PROMPT
Scan the entries that follow for the word "title", then report every line in which it appears.

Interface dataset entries
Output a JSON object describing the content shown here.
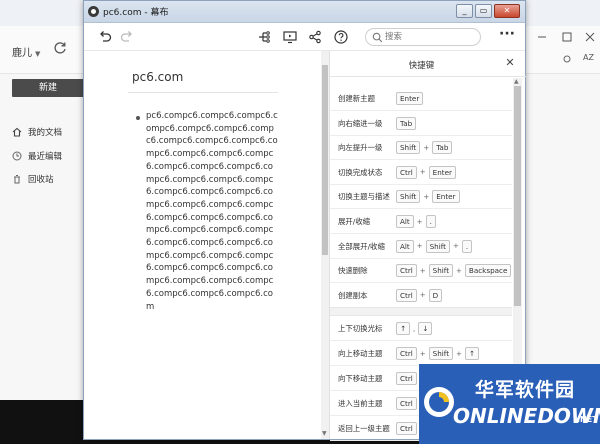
{
  "background_app": {
    "user_label": "鹿儿",
    "new_button": "新建",
    "nav": [
      {
        "label": "我的文档",
        "icon": "home-icon"
      },
      {
        "label": "最近编辑",
        "icon": "clock-icon"
      },
      {
        "label": "回收站",
        "icon": "trash-icon"
      }
    ]
  },
  "window": {
    "title": "pc6.com - 幕布",
    "controls": {
      "minimize": "_",
      "restore": "▭",
      "close": "✕"
    }
  },
  "toolbar": {
    "undo_icon": "undo-icon",
    "redo_icon": "redo-icon",
    "mindmap_icon": "mindmap-icon",
    "present_icon": "presentation-icon",
    "share_icon": "share-icon",
    "help_icon": "help-icon",
    "search_placeholder": "搜索",
    "more_label": "···"
  },
  "document": {
    "title": "pc6.com",
    "bullet_text": "pc6.compc6.compc6.compc6.compc6.compc6.compc6.compc6.compc6.compc6.compc6.compc6.compc6.compc6.compc6.compc6.compc6.compc6.compc6.compc6.compc6.compc6.compc6.compc6.compc6.compc6.compc6.compc6.compc6.compc6.compc6.compc6.compc6.compc6.compc6.compc6.compc6.compc6.compc6.compc6.compc6.compc6.compc6.compc6.compc6.compc6.compc6.compc6.compc6.compc6.compc6.compc6.compc6.com"
  },
  "shortcut_panel": {
    "title": "快捷键",
    "close_label": "✕",
    "rows": [
      {
        "label": "创建新主题",
        "keys": [
          "Enter"
        ]
      },
      {
        "label": "向右缩进一级",
        "keys": [
          "Tab"
        ]
      },
      {
        "label": "向左提升一级",
        "keys": [
          "Shift",
          "Tab"
        ]
      },
      {
        "label": "切换完成状态",
        "keys": [
          "Ctrl",
          "Enter"
        ]
      },
      {
        "label": "切换主题与描述",
        "keys": [
          "Shift",
          "Enter"
        ]
      },
      {
        "label": "展开/收缩",
        "keys": [
          "Alt",
          "."
        ]
      },
      {
        "label": "全部展开/收缩",
        "keys": [
          "Alt",
          "Shift",
          "."
        ]
      },
      {
        "label": "快速删除",
        "keys": [
          "Ctrl",
          "Shift",
          "Backspace"
        ]
      },
      {
        "label": "创建副本",
        "keys": [
          "Ctrl",
          "D"
        ]
      }
    ],
    "rows2": [
      {
        "label": "上下切换光标",
        "keys": [
          "↑",
          "↓"
        ],
        "sep": ","
      },
      {
        "label": "向上移动主题",
        "keys": [
          "Ctrl",
          "Shift",
          "↑"
        ]
      },
      {
        "label": "向下移动主题",
        "keys": [
          "Ctrl"
        ]
      },
      {
        "label": "进入当前主题",
        "keys": [
          "Ctrl"
        ]
      },
      {
        "label": "返回上一级主题",
        "keys": [
          "Ctrl"
        ]
      }
    ]
  },
  "watermark": {
    "cn_text": "华军软件园",
    "en_text": "ONLINEDOWN",
    "dotcom": ".NET"
  }
}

SOLUTION FOR THIS TASK
    "title": "pc6.com - 幕布",
    "title": "pc6.com",
    "title": "快捷键",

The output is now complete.